For the third consecutive year, Delta placed number one. Over the last seven years, the Atlanta-based airline has secured the leader position a remarkable six times. Delta placed no worse than fifth among the seven equally weighted operations metrics and was exemplary in a handful. Their best on-time arrival rate was notable, and Delta registered the lowest complaint rate.
One of the strategies that has consistently worked well for Delta is offering generous perks to customers who voluntarily switch flights due to overbooking. The volunteer walks away with a perk, and the flight takes off on time despite the overbooking. The one area that can improve with Delta, however, is cancelations.

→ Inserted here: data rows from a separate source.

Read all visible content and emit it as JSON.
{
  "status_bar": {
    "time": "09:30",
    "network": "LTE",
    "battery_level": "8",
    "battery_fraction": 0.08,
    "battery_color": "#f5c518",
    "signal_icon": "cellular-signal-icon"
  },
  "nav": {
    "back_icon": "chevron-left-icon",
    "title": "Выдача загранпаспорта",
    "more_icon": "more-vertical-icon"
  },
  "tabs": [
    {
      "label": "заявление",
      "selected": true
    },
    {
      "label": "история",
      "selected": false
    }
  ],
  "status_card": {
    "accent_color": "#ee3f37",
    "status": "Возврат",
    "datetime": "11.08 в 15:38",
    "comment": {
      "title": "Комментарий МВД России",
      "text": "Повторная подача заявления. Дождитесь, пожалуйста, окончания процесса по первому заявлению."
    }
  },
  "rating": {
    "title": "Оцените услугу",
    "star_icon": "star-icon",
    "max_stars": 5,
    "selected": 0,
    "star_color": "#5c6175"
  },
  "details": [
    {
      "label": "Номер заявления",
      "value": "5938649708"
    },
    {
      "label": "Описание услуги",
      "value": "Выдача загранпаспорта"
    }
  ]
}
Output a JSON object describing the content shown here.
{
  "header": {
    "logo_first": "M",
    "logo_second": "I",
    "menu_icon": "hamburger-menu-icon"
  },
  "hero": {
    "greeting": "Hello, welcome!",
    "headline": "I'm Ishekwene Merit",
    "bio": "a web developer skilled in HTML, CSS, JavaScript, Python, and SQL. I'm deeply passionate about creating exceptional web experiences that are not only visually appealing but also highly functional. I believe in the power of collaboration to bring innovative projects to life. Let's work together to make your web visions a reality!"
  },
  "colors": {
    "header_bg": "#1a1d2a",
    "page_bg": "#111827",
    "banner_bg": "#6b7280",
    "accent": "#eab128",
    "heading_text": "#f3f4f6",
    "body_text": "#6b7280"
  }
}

Coming in number two was Alaska Airlines. The Washington carrier scored on par with Delta except for mishandled baggage and involuntary bumping. Alaska scored 3 and 4 points below Delta in both categories, respectively. Alaska battles Delta for West Coast passengers and finished with the lowest cancelation rate, something passengers certainly value and the same area Delta struggled with. Alaska spokespeople indicated the airline is introducing new baggage-tracking processes that, believe it or not, are replacing pen and paper in some airports.
Southwest Airlines had a miserable 2022 and early 2023. Unhappy customers went to social media to express “holiday travel from hell,” which predictably affected the airline’s bottom line.
In 2022 alone, Southwest went from the fewest to the third most complaints in under 12 months.
While Southwest struggled, Frontier really underperformed. Per 100,000 passengers, Frontier averaged 38.5 complaints, an unreal four times the average rate of the major airlines. Fares were the principal complaint, followed by flight problems and refund snafus.
Lastly, Jetblue finished last in on-time arrivals, delays longer than 45 minutes, canceled flights, and tarmac delays. The airline launched a reliability campaign in 2023 and only canceled 1.8% of flights compared to 3.3% in 2022. Positive news, but Jetblue serves a demanding East Coast client base with little patience for errors.